You’re a perfect fit.
You have the right skills, the perfect amount of food & beverage experience and top notch references for this job.
Unfortunately, you also have a six-month employment gap on your résumé.
Whether it’s due to personal or professional reasons, a gap in your résumé is a potential red flag to a recruiter. It can call into question your commitment and focus – and potentially knock you out of contention for the job. You aren’t doomed, though. You just need to have a sound plan for addressing it. If you do have a gap on your résumé:
Be prepared to explain it. A recruiter will undoubtedly want to know why you left and what you did during your time off. Prepare a concise, direct explanation for the gap. If you don’t give a clear reason, your interviewer may make incorrect assumptions about your honesty, job performance or work ethic.
Keep the tone positive. Even if your last boss was a nightmare, never say anything negative about him during the interview. Doing so will only reflect poorly on you. If you make disparaging remarks about a former employer, your interviewer will logically wonder if you will bad-mouth his company the next time you’re hunting for a job. Try to find a way to turn your negative experience into a plus for your prospective employer.

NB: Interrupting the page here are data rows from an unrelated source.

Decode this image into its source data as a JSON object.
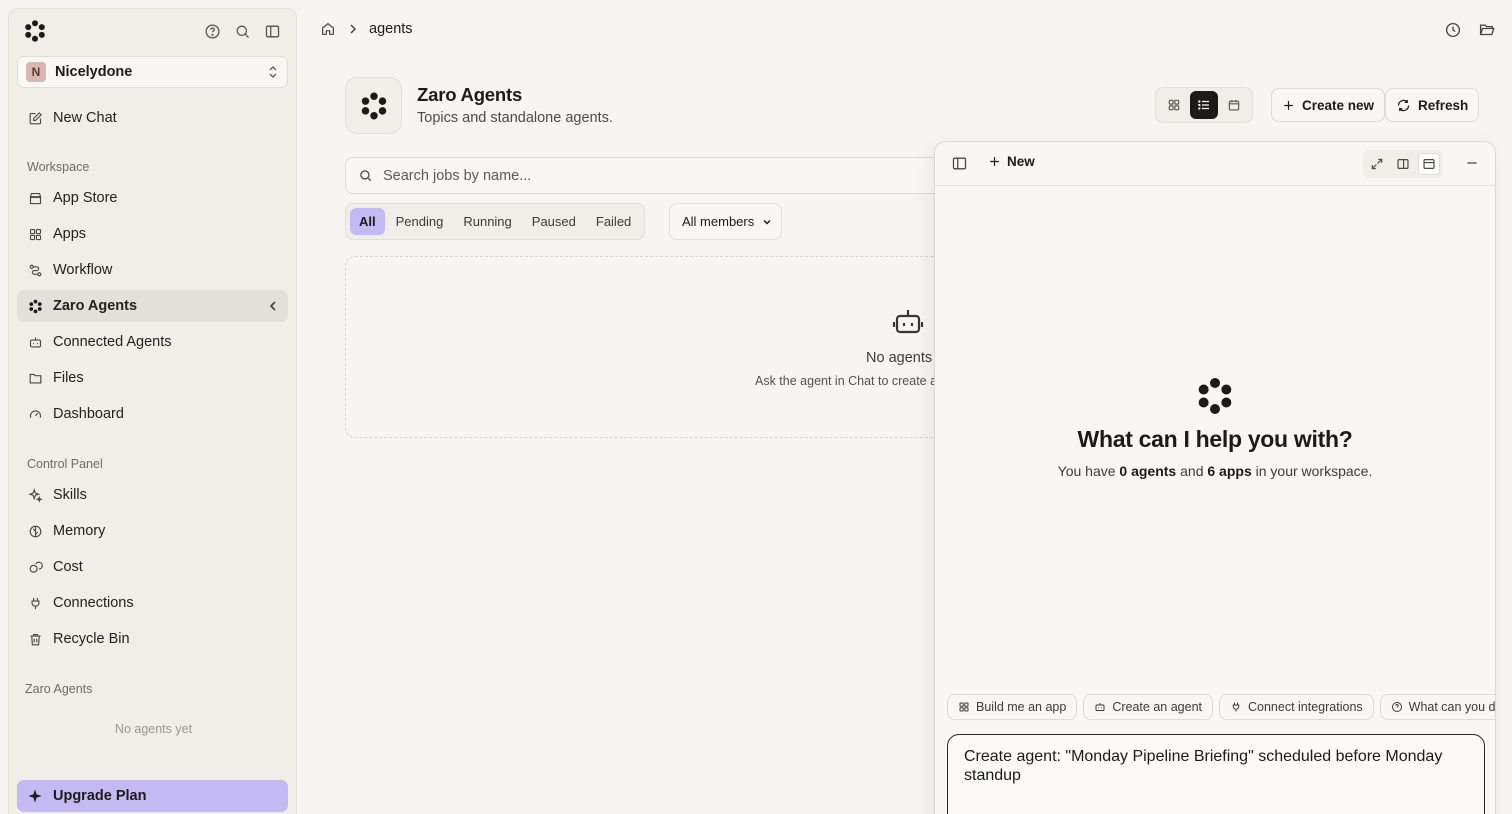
{
  "app": {
    "workspace": {
      "initial": "N",
      "name": "Nicelydone"
    }
  },
  "sidebar": {
    "new_chat": "New Chat",
    "workspace_label": "Workspace",
    "workspace_items": [
      {
        "label": "App Store",
        "icon": "store-icon"
      },
      {
        "label": "Apps",
        "icon": "grid-icon"
      },
      {
        "label": "Workflow",
        "icon": "workflow-icon"
      },
      {
        "label": "Zaro Agents",
        "icon": "flower-icon",
        "active": true
      },
      {
        "label": "Connected Agents",
        "icon": "bot-icon"
      },
      {
        "label": "Files",
        "icon": "folder-icon"
      },
      {
        "label": "Dashboard",
        "icon": "gauge-icon"
      }
    ],
    "control_label": "Control Panel",
    "control_items": [
      {
        "label": "Skills",
        "icon": "sparkle-icon"
      },
      {
        "label": "Memory",
        "icon": "brain-icon"
      },
      {
        "label": "Cost",
        "icon": "coins-icon"
      },
      {
        "label": "Connections",
        "icon": "plug-icon"
      },
      {
        "label": "Recycle Bin",
        "icon": "trash-icon"
      }
    ],
    "agents_label": "Zaro Agents",
    "agents_empty": "No agents yet",
    "upgrade": "Upgrade Plan"
  },
  "breadcrumb": {
    "current": "agents"
  },
  "header": {
    "title": "Zaro Agents",
    "subtitle": "Topics and standalone agents.",
    "create_label": "Create new",
    "refresh_label": "Refresh"
  },
  "search": {
    "placeholder": "Search jobs by name..."
  },
  "filters": {
    "tabs": [
      "All",
      "Pending",
      "Running",
      "Paused",
      "Failed"
    ],
    "selected": "All",
    "members": "All members"
  },
  "empty_state": {
    "title": "No agents y",
    "subtitle": "Ask the agent in Chat to create a t"
  },
  "chat": {
    "new_label": "New",
    "title": "What can I help you with?",
    "stats": {
      "prefix": "You have",
      "agents": "0 agents",
      "and": "and",
      "apps": "6 apps",
      "suffix": "in your workspace."
    },
    "suggestions": [
      {
        "label": "Build me an app",
        "icon": "grid-icon"
      },
      {
        "label": "Create an agent",
        "icon": "bot-icon"
      },
      {
        "label": "Connect integrations",
        "icon": "plug-icon"
      },
      {
        "label": "What can you d",
        "icon": "help-icon"
      }
    ],
    "composer_text": "Create agent: \"Monday Pipeline Briefing\" scheduled before Monday standup"
  },
  "colors": {
    "accent": "#c4baf3",
    "background": "#f6f5f1",
    "sidebar": "#efeee9",
    "dark": "#1d1b18"
  }
}
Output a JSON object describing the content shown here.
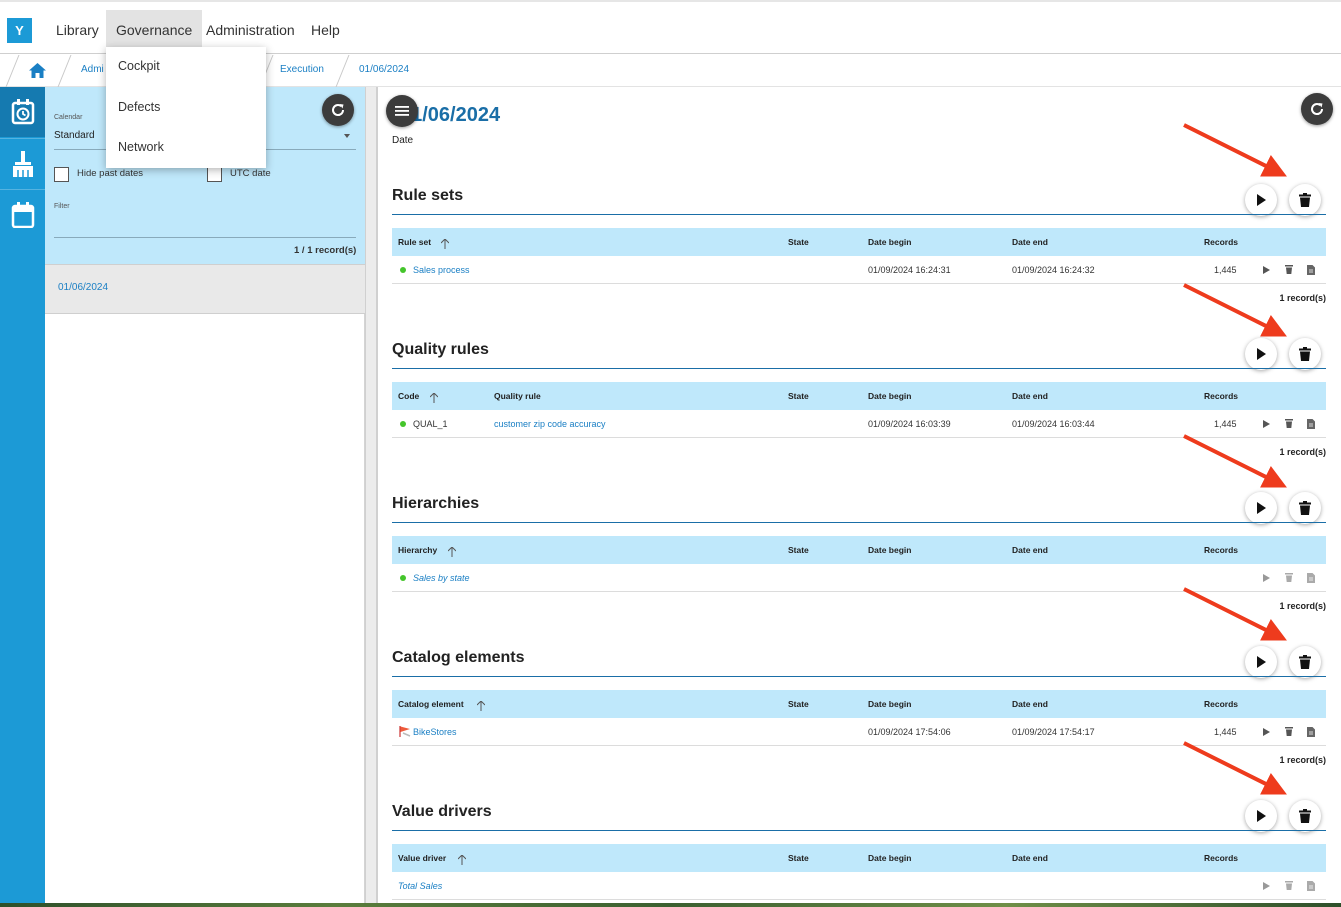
{
  "logo": "Y",
  "menu": [
    "Library",
    "Governance",
    "Administration",
    "Help"
  ],
  "dropdown": [
    "Cockpit",
    "Defects",
    "Network"
  ],
  "breadcrumb": [
    "Admi",
    "Execution",
    "01/06/2024"
  ],
  "left": {
    "calendar_label": "Calendar",
    "calendar_value": "Standard",
    "hide_past": "Hide past dates",
    "utc": "UTC date",
    "filter_label": "Filter",
    "count": "1 / 1 record(s)",
    "item": "01/06/2024"
  },
  "main": {
    "title": "01/06/2024",
    "subtitle": "Date"
  },
  "sections": [
    {
      "title": "Rule sets",
      "headers": [
        "Rule set",
        "State",
        "Date begin",
        "Date end",
        "Records"
      ],
      "row": {
        "c1": "Sales process",
        "c2": "",
        "begin": "01/09/2024 16:24:31",
        "end": "01/09/2024 16:24:32",
        "records": "1,445"
      },
      "count": "1 record(s)"
    },
    {
      "title": "Quality rules",
      "headers": [
        "Code",
        "Quality rule",
        "State",
        "Date begin",
        "Date end",
        "Records"
      ],
      "row": {
        "c1": "QUAL_1",
        "c2": "customer zip code accuracy",
        "begin": "01/09/2024 16:03:39",
        "end": "01/09/2024 16:03:44",
        "records": "1,445"
      },
      "count": "1 record(s)"
    },
    {
      "title": "Hierarchies",
      "headers": [
        "Hierarchy",
        "State",
        "Date begin",
        "Date end",
        "Records"
      ],
      "row": {
        "c1": "Sales by state",
        "c2": "",
        "begin": "",
        "end": "",
        "records": ""
      },
      "count": "1 record(s)"
    },
    {
      "title": "Catalog elements",
      "headers": [
        "Catalog element",
        "State",
        "Date begin",
        "Date end",
        "Records"
      ],
      "row": {
        "c1": "BikeStores",
        "c2": "",
        "begin": "01/09/2024 17:54:06",
        "end": "01/09/2024 17:54:17",
        "records": "1,445"
      },
      "count": "1 record(s)"
    },
    {
      "title": "Value drivers",
      "headers": [
        "Value driver",
        "State",
        "Date begin",
        "Date end",
        "Records"
      ],
      "row": {
        "c1": "Total Sales",
        "c2": "",
        "begin": "",
        "end": "",
        "records": ""
      },
      "count": ""
    }
  ],
  "colors": {
    "accent": "#1c9ad6",
    "header_bg": "#bfe8fb",
    "arrow": "#ee3b1d",
    "status_ok": "#44c52b"
  }
}
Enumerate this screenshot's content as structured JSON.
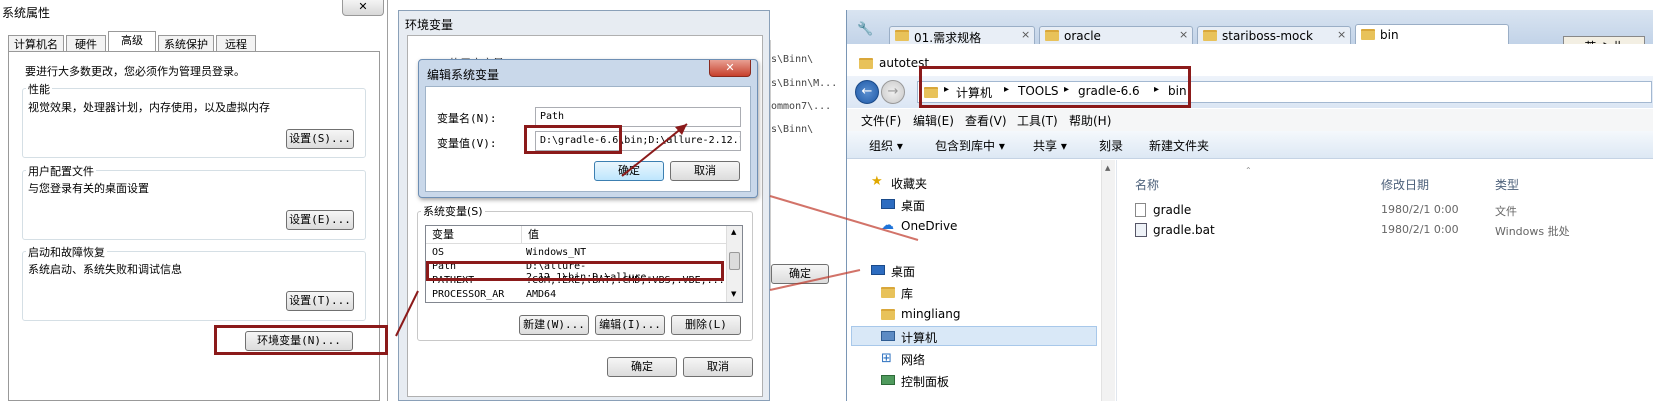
{
  "sysprops": {
    "title": "系统属性",
    "tabs": [
      "计算机名",
      "硬件",
      "高级",
      "系统保护",
      "远程"
    ],
    "admin_note": "要进行大多数更改，您必须作为管理员登录。",
    "perf_label": "性能",
    "perf_desc": "视觉效果，处理器计划，内存使用，以及虚拟内存",
    "settings_s": "设置(S)...",
    "profile_label": "用户配置文件",
    "profile_desc": "与您登录有关的桌面设置",
    "settings_e": "设置(E)...",
    "startup_label": "启动和故障恢复",
    "startup_desc": "系统启动、系统失败和调试信息",
    "settings_t": "设置(T)...",
    "env_button": "环境变量(N)..."
  },
  "envvars": {
    "title": "环境变量",
    "user_vars_label": "的用户变量(U)",
    "sys_vars_label": "系统变量(S)",
    "col_var": "变量",
    "col_val": "值",
    "rows": [
      {
        "name": "OS",
        "value": "Windows_NT"
      },
      {
        "name": "Path",
        "value": "D:\\allure-2.12.1\\bin;D:\\allure-..."
      },
      {
        "name": "PATHEXT",
        "value": ".COM;.EXE;.BAT;.CMD;.VBS;.VBE;..."
      },
      {
        "name": "PROCESSOR_AR",
        "value": "AMD64"
      }
    ],
    "new_btn": "新建(W)...",
    "edit_btn": "编辑(I)...",
    "delete_btn": "删除(L)",
    "ok_btn": "确定",
    "cancel_btn": "取消",
    "bg_lines": [
      "s\\Binn\\",
      "s\\Binn\\M...",
      "ommon7\\...",
      "s\\Binn\\"
    ]
  },
  "editdialog": {
    "title": "编辑系统变量",
    "name_label": "变量名(N):",
    "name_value": "Path",
    "value_label": "变量值(V):",
    "value_value": "D:\\gradle-6.6\\bin;D:\\allure-2.12.1\\l",
    "ok_btn": "确定",
    "cancel_btn": "取消"
  },
  "bgdialog": {
    "ok_btn": "确定"
  },
  "explorer": {
    "tabs": [
      "01.需求规格",
      "oracle",
      "stariboss-mock",
      "bin"
    ],
    "tab_close": "×",
    "ime_text": "英 ♪ 卝",
    "folder_title": "autotest",
    "breadcrumb": [
      "计算机",
      "TOOLS",
      "gradle-6.6",
      "bin"
    ],
    "menu": [
      "文件(F)",
      "编辑(E)",
      "查看(V)",
      "工具(T)",
      "帮助(H)"
    ],
    "toolbar": [
      "组织 ▾",
      "包含到库中 ▾",
      "共享 ▾",
      "刻录",
      "新建文件夹"
    ],
    "sidebar": [
      "收藏夹",
      "桌面",
      "OneDrive",
      "桌面",
      "库",
      "mingliang",
      "计算机",
      "网络",
      "控制面板"
    ],
    "columns": [
      "名称",
      "修改日期",
      "类型"
    ],
    "files": [
      {
        "name": "gradle",
        "date": "1980/2/1 0:00",
        "type": "文件"
      },
      {
        "name": "gradle.bat",
        "date": "1980/2/1 0:00",
        "type": "Windows 批处"
      }
    ]
  }
}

Make honesty your policy. In and of itself, a gap on your résumé is not a reason to reject you. Lying about why the gap exists, however, is. In today’s economy, unemployment happens for a variety of reasons – not all of which are under your control. So if you were laid off, be honest about why it happened. Practice your response to make sure it’s clear and positive. To get you started on the right track, consider these sample explanations for why you have a gap on your résumé:
- I was laid off from my last position because my department was eliminated due to a merger.
- I found myself bored due to the lack of challenge in my last job. I knew my unhappiness was apparent, so I chose to leave rather than negatively impact my previous employer.
- I relocated here for personal reasons and left my last position to make the move.
- I decided to change the direction in which my career was headed. Since my employer had no opportunities to fit my aspirations, I decided to leave so I could concentrate full-time on finding the right job.
While we’re on the topic of honesty, if you were fired from a position, be forthright about it. Accept responsibility for what happened and highlight what you learned from the experience. By doing so, you demonstrate your true character as well as a willingness to learn from mistakes. Though you may be tempted to point fingers or gloss over parts of the experience, the truth may surface down the line and come back to haunt you.
If you’re in the food & beverage job market and want to avoid a gap on your résumé, register with Kinsa. As a leading food & beverage recruiter, we’ve helped thousands of professionals and C-level executives find the opportunities they desire. Whether you’re a food scientist, brand manager, engineer, COO or plant production manager, we can connect you with the ideal food & beverage position. Contact Kinsa today.